(Items from an interface collection)
=== Section Start ===

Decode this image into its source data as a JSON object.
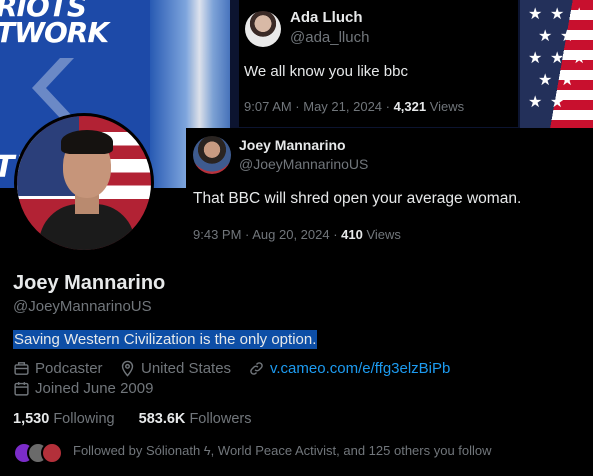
{
  "banner": {
    "wall_text_top": "RIOTS\nTWORK",
    "wall_text_bottom": "TR"
  },
  "quoted_tweet_1": {
    "name": "Ada Lluch",
    "handle": "@ada_lluch",
    "text": "We all know you like bbc",
    "time": "9:07 AM · May 21, 2024 · ",
    "views_count": "4,321",
    "views_label": " Views"
  },
  "quoted_tweet_2": {
    "name": "Joey Mannarino",
    "handle": "@JoeyMannarinoUS",
    "text": "That BBC will shred open your average woman.",
    "time": "9:43 PM · Aug 20, 2024 · ",
    "views_count": "410",
    "views_label": " Views"
  },
  "profile": {
    "display_name": "Joey Mannarino",
    "handle": "@JoeyMannarinoUS",
    "bio": "Saving Western Civilization is the only option.",
    "category": "Podcaster",
    "location": "United States",
    "link": "v.cameo.com/e/ffg3elzBiPb",
    "joined": "Joined June 2009",
    "following_count": "1,530",
    "following_label": "Following",
    "followers_count": "583.6K",
    "followers_label": "Followers",
    "followed_by": "Followed by Sólionath ϟ, World Peace Activist, and 125 others you follow"
  },
  "colors": {
    "background": "#000000",
    "primary_text": "#e7e9ea",
    "secondary_text": "#71767b",
    "link": "#1d9bf0",
    "bio_highlight": "#0d4ea6"
  },
  "icons": {
    "category": "briefcase-icon",
    "location": "location-pin-icon",
    "link": "link-icon",
    "joined": "calendar-icon"
  }
}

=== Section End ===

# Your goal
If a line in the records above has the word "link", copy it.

# Response to the exercise
    "link": "v.cameo.com/e/ffg3elzBiPb",
    "link": "#1d9bf0",
    "link": "link-icon",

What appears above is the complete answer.